Bill Gates' Annual Letter

I’ve been interested in the reactions to both the annual letter from Bill Gates on the state of the Bill and Melinda Gates Foundation, and to an informal sit-down that Gates had with a varied group of writers in New York City. Here are a few snippets, first from Tyler Cowen:

Gates has a command of data and analytics in development economics better than that of most development economists, or for that matter aid professionals.  He also expects everyone at the meeting to know everything about what he is talking about, or at least is willing to proceed on that basis.  That said, when it comes to answering questions he sometimes assumes a stupider version of the question than what is actually being asked.

Next, from Dana Goldstein:

Discussing the bleak living conditions in the Central African Republic and Yemen, Gates said, “If you don’t invest in health there, you’re a cold-hearted bastard.” In a rare personal comment, he discussed how one of his daughters was moved by video footage of a child survivor of polio limping down a dirt road. “What did you do to help her?” she asked her dad – an insightful comment, since Gates said he feels growing concern about the survivors of once-deadly childhood diseases like malaria and polio, who often arrive at school with cognitive delays that make it difficult to learn. 

Lastly, from Jason Kottke:

Over and over, in the letter and during the roundtable, Gates talked about the importance of measurement and results. I got the sense that before the Gates Foundation came along, money was pumped into charitable foundations and donors didn’t have much sense what result their giving had, beyond that it had “done good”. Gates is obviously running his foundation like a business, where instead of profits or number of Windows installs, the metrics are things like lives saved or children vaccinated.

Three thoughts stirred by reading both the letter and the responses to it.

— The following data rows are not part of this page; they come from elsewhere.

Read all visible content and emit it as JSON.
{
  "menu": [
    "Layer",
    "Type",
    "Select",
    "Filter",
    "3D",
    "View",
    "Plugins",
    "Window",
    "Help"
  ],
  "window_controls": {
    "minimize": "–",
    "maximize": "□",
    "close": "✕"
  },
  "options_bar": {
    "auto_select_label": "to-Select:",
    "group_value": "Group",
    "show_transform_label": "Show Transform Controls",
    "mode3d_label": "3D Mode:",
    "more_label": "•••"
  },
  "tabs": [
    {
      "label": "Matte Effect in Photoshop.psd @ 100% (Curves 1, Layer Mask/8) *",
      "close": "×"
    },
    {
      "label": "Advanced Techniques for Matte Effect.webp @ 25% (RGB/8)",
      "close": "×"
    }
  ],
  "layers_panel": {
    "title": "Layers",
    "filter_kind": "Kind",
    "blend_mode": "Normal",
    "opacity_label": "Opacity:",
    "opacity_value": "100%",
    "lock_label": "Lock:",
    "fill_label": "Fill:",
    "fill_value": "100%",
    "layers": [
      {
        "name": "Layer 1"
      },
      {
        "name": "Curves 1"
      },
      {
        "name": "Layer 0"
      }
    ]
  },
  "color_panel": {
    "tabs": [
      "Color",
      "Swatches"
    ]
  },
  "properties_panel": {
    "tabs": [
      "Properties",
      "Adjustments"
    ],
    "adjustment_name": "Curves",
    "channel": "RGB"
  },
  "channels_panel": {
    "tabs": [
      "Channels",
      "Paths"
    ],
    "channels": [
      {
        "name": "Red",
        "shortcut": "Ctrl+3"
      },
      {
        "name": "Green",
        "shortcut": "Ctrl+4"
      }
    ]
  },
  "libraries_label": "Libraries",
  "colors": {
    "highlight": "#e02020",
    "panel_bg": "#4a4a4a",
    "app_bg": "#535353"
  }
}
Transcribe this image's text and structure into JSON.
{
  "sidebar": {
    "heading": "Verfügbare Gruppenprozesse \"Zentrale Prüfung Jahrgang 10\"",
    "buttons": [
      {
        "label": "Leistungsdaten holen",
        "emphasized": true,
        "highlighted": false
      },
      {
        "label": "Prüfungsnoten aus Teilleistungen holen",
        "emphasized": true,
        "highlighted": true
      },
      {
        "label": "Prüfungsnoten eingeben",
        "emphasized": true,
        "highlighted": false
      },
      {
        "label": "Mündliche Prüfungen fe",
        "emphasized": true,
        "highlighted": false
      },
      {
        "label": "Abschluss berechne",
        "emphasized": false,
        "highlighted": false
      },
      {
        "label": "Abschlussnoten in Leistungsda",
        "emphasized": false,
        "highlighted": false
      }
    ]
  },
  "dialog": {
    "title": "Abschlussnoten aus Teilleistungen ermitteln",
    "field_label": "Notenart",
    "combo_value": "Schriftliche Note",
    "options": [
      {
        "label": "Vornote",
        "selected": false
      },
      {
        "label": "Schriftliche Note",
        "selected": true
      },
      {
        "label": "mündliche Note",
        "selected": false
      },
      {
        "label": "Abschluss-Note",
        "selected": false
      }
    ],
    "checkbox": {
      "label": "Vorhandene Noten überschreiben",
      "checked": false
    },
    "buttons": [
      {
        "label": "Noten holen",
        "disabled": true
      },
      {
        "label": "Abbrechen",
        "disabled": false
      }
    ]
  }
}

First, I think the living situation for much of the developing world – especially sub-Saharan Africa – is improving much faster than our popular perception of it is. Obviously, “improving” does not always mean acceptable or even livable, but I keep reading, over and over, that things like lifespan, infant mortality, and average wages are improving the world over. The full effects of this won’t be felt for a long time, but will shape the contours of our relationship with the rest of the world for the rest of the 21st century.

Second, Gates’ analytical approach to philanthropy reminds me of Malcolm Gladwell’s incredible article “The Mosquito Killer”, the story of a single public health official’s quixotic quest to eliminate malaria. In that instance, too, the key to success was a methodical, analytical approach that required the coordination of a huge number of people in various far-flung parts of the world. It’s possibly the best public-health story I’ve ever read.

Lastly, a persistent criticism of Steve Jobs, both before and after his death, was his curiously apathetic approach to philanthropy. He famously declined to donate publicly to charity and suspended Apple’s policy of matching the charitable donations of their employees. (The policy was reinstated by Tim Cook shortly after he took control of the company.)

The defense most commonly made of this fact is: so what? It’s was Jobs’ money and time, he was free to spend it as he wished, and he chose to dedicate his life to creating the best consumer electronics company in the world. And if Jobs truly didn’t feel that philanthropy was his calling, I also don’t think there’s nothing wrong with that.

But Gates and Jobs have always been natural counterpoints, and on this issue, I do think Jobs comes out worse in the comparison. For the last thirteen years, Gates has been doing work that has and will continue to fundamentally improve the lives of billions of people. I think that counts for more than just being a really good CEO with a keen eye for design. And I suspect that in a hundred years Gates will be a hero, and Jobs little more than a footnote.